◆ EXERCISE OBJECTIVE
Each record below is to be copied word for word, with pictures removed.

◆ DATA UNDER STUDY

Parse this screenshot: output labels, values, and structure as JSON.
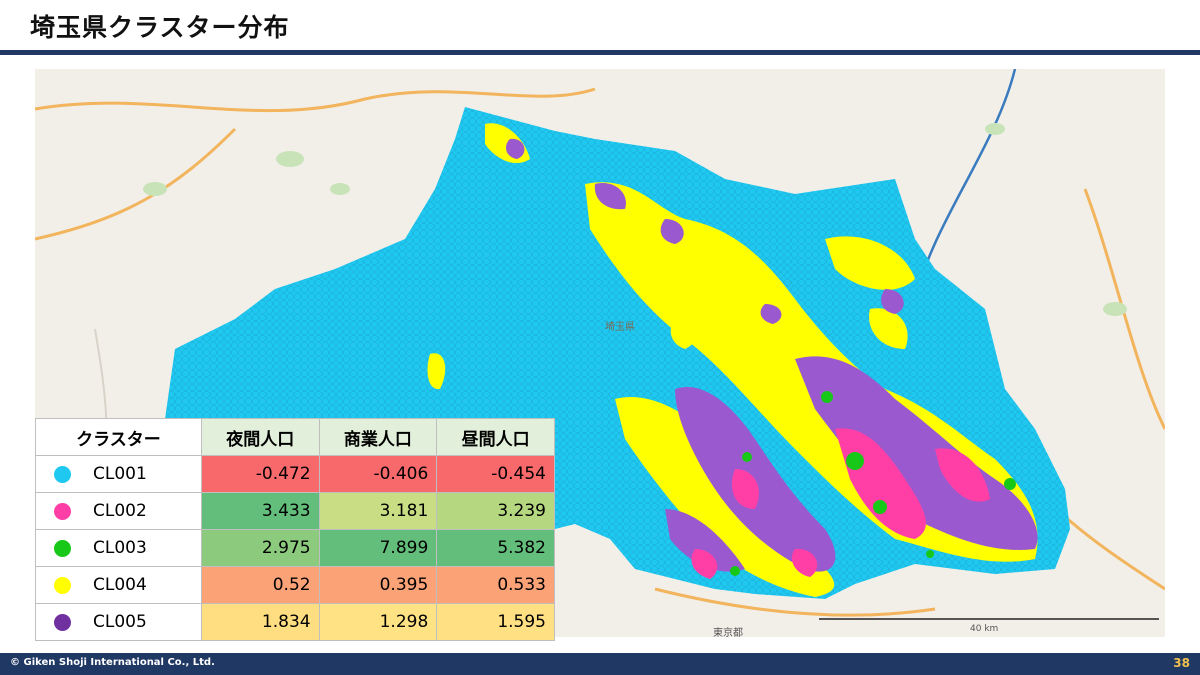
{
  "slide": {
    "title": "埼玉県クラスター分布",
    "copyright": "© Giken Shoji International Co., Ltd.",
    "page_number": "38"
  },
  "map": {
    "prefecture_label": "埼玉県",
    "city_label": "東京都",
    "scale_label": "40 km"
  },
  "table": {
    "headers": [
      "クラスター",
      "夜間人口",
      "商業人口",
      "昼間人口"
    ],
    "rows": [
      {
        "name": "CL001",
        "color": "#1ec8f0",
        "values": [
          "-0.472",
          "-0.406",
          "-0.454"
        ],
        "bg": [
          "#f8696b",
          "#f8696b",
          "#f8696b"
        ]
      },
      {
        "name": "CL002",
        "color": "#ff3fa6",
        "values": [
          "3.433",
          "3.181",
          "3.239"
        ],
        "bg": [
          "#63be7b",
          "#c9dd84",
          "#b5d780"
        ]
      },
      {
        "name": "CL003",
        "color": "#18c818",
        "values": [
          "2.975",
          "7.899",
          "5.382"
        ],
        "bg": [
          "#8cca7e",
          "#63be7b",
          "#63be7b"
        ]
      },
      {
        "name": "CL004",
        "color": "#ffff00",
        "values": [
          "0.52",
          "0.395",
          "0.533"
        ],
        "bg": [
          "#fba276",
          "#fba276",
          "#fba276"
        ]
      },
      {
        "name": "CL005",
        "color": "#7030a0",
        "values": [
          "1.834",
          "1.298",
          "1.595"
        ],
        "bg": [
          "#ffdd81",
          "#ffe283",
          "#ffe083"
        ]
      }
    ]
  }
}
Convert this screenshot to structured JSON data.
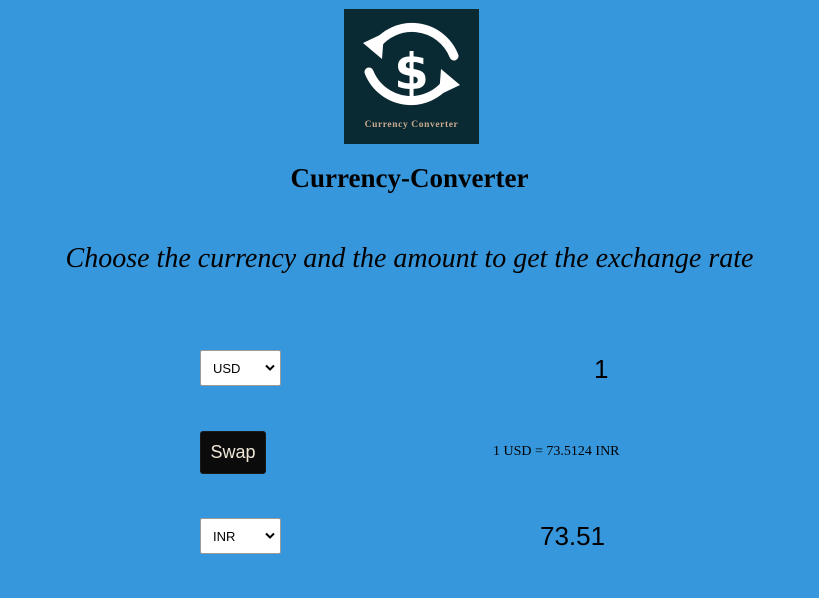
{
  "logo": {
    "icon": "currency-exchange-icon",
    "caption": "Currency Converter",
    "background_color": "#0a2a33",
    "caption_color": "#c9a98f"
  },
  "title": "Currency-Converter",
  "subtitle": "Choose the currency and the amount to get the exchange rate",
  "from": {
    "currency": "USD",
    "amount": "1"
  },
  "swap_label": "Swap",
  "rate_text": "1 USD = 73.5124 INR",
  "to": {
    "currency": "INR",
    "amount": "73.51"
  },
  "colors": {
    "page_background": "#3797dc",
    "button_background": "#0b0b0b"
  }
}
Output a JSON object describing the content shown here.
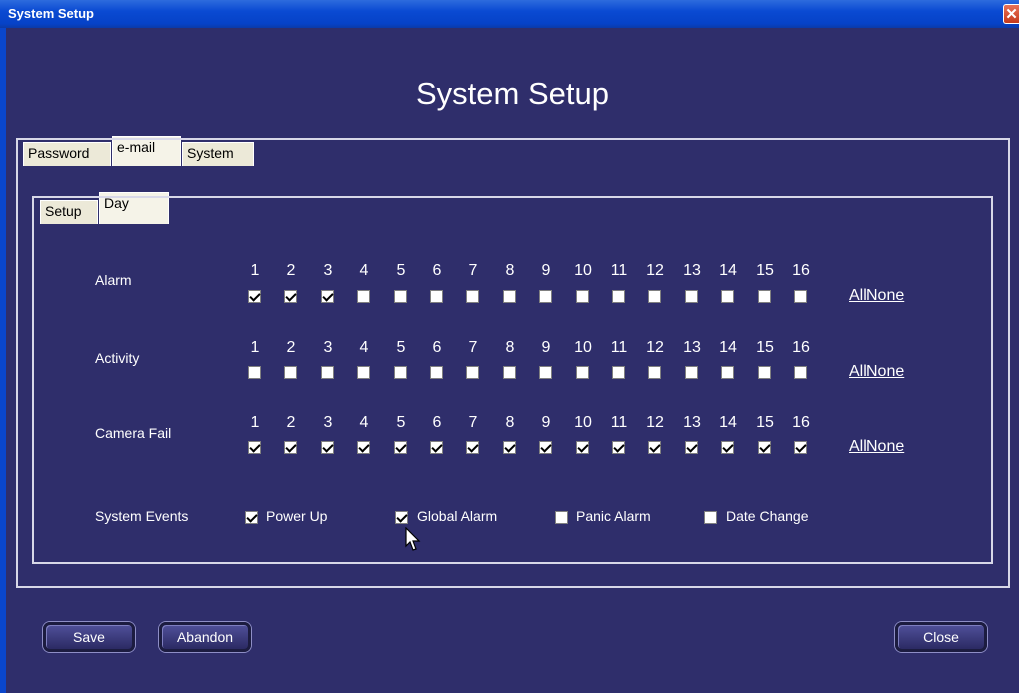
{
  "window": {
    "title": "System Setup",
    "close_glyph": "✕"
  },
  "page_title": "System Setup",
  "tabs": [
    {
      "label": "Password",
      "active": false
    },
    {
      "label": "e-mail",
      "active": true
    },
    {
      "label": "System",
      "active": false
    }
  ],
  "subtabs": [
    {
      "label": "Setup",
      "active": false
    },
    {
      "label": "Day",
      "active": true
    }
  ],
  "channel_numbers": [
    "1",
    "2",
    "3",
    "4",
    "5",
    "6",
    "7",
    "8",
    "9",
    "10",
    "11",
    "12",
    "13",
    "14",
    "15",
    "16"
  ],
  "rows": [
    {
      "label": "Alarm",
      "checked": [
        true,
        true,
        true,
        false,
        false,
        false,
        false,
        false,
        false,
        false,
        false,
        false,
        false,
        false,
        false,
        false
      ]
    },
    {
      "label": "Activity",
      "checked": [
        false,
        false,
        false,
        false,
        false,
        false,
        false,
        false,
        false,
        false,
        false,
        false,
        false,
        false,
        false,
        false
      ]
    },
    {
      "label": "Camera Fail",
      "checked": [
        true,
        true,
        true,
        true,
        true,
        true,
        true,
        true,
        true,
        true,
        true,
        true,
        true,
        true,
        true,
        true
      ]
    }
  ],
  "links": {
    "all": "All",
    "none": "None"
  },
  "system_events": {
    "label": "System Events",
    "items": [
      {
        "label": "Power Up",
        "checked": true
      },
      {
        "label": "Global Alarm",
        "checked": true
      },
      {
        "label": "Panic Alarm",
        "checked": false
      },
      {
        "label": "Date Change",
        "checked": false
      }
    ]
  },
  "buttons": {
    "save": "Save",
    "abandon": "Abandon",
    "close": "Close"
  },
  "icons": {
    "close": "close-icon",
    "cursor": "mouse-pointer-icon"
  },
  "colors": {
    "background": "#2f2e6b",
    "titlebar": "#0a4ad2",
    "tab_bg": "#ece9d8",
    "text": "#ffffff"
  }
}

◆ SOLVED PROBLEM
Parse this screenshot: output labels, values, and structure as JSON.
{
  "slide": {
    "title": "埼玉県クラスター分布",
    "copyright": "© Giken Shoji International Co., Ltd.",
    "page_number": "38"
  },
  "map": {
    "prefecture_label": "埼玉県",
    "city_label": "東京都",
    "scale_label": "40 km"
  },
  "table": {
    "headers": [
      "クラスター",
      "夜間人口",
      "商業人口",
      "昼間人口"
    ],
    "rows": [
      {
        "name": "CL001",
        "color": "#1ec8f0",
        "values": [
          "-0.472",
          "-0.406",
          "-0.454"
        ],
        "bg": [
          "#f8696b",
          "#f8696b",
          "#f8696b"
        ]
      },
      {
        "name": "CL002",
        "color": "#ff3fa6",
        "values": [
          "3.433",
          "3.181",
          "3.239"
        ],
        "bg": [
          "#63be7b",
          "#c9dd84",
          "#b5d780"
        ]
      },
      {
        "name": "CL003",
        "color": "#18c818",
        "values": [
          "2.975",
          "7.899",
          "5.382"
        ],
        "bg": [
          "#8cca7e",
          "#63be7b",
          "#63be7b"
        ]
      },
      {
        "name": "CL004",
        "color": "#ffff00",
        "values": [
          "0.52",
          "0.395",
          "0.533"
        ],
        "bg": [
          "#fba276",
          "#fba276",
          "#fba276"
        ]
      },
      {
        "name": "CL005",
        "color": "#7030a0",
        "values": [
          "1.834",
          "1.298",
          "1.595"
        ],
        "bg": [
          "#ffdd81",
          "#ffe283",
          "#ffe083"
        ]
      }
    ]
  }
}
Convert this screenshot to structured JSON data.
{
  "logo": {
    "icon": "currency-exchange-icon",
    "caption": "Currency Converter",
    "background_color": "#0a2a33",
    "caption_color": "#c9a98f"
  },
  "title": "Currency-Converter",
  "subtitle": "Choose the currency and the amount to get the exchange rate",
  "from": {
    "currency": "USD",
    "amount": "1"
  },
  "swap_label": "Swap",
  "rate_text": "1 USD = 73.5124 INR",
  "to": {
    "currency": "INR",
    "amount": "73.51"
  },
  "colors": {
    "page_background": "#3797dc",
    "button_background": "#0b0b0b"
  }
}
Output a JSON object describing the content shown here.
{
  "window": {
    "title": "System Setup",
    "close_glyph": "✕"
  },
  "page_title": "System Setup",
  "tabs": [
    {
      "label": "Password",
      "active": false
    },
    {
      "label": "e-mail",
      "active": true
    },
    {
      "label": "System",
      "active": false
    }
  ],
  "subtabs": [
    {
      "label": "Setup",
      "active": false
    },
    {
      "label": "Day",
      "active": true
    }
  ],
  "channel_numbers": [
    "1",
    "2",
    "3",
    "4",
    "5",
    "6",
    "7",
    "8",
    "9",
    "10",
    "11",
    "12",
    "13",
    "14",
    "15",
    "16"
  ],
  "rows": [
    {
      "label": "Alarm",
      "checked": [
        true,
        true,
        true,
        false,
        false,
        false,
        false,
        false,
        false,
        false,
        false,
        false,
        false,
        false,
        false,
        false
      ]
    },
    {
      "label": "Activity",
      "checked": [
        false,
        false,
        false,
        false,
        false,
        false,
        false,
        false,
        false,
        false,
        false,
        false,
        false,
        false,
        false,
        false
      ]
    },
    {
      "label": "Camera Fail",
      "checked": [
        true,
        true,
        true,
        true,
        true,
        true,
        true,
        true,
        true,
        true,
        true,
        true,
        true,
        true,
        true,
        true
      ]
    }
  ],
  "links": {
    "all": "All",
    "none": "None"
  },
  "system_events": {
    "label": "System Events",
    "items": [
      {
        "label": "Power Up",
        "checked": true
      },
      {
        "label": "Global Alarm",
        "checked": true
      },
      {
        "label": "Panic Alarm",
        "checked": false
      },
      {
        "label": "Date Change",
        "checked": false
      }
    ]
  },
  "buttons": {
    "save": "Save",
    "abandon": "Abandon",
    "close": "Close"
  },
  "icons": {
    "close": "close-icon",
    "cursor": "mouse-pointer-icon"
  },
  "colors": {
    "background": "#2f2e6b",
    "titlebar": "#0a4ad2",
    "tab_bg": "#ece9d8",
    "text": "#ffffff"
  }
}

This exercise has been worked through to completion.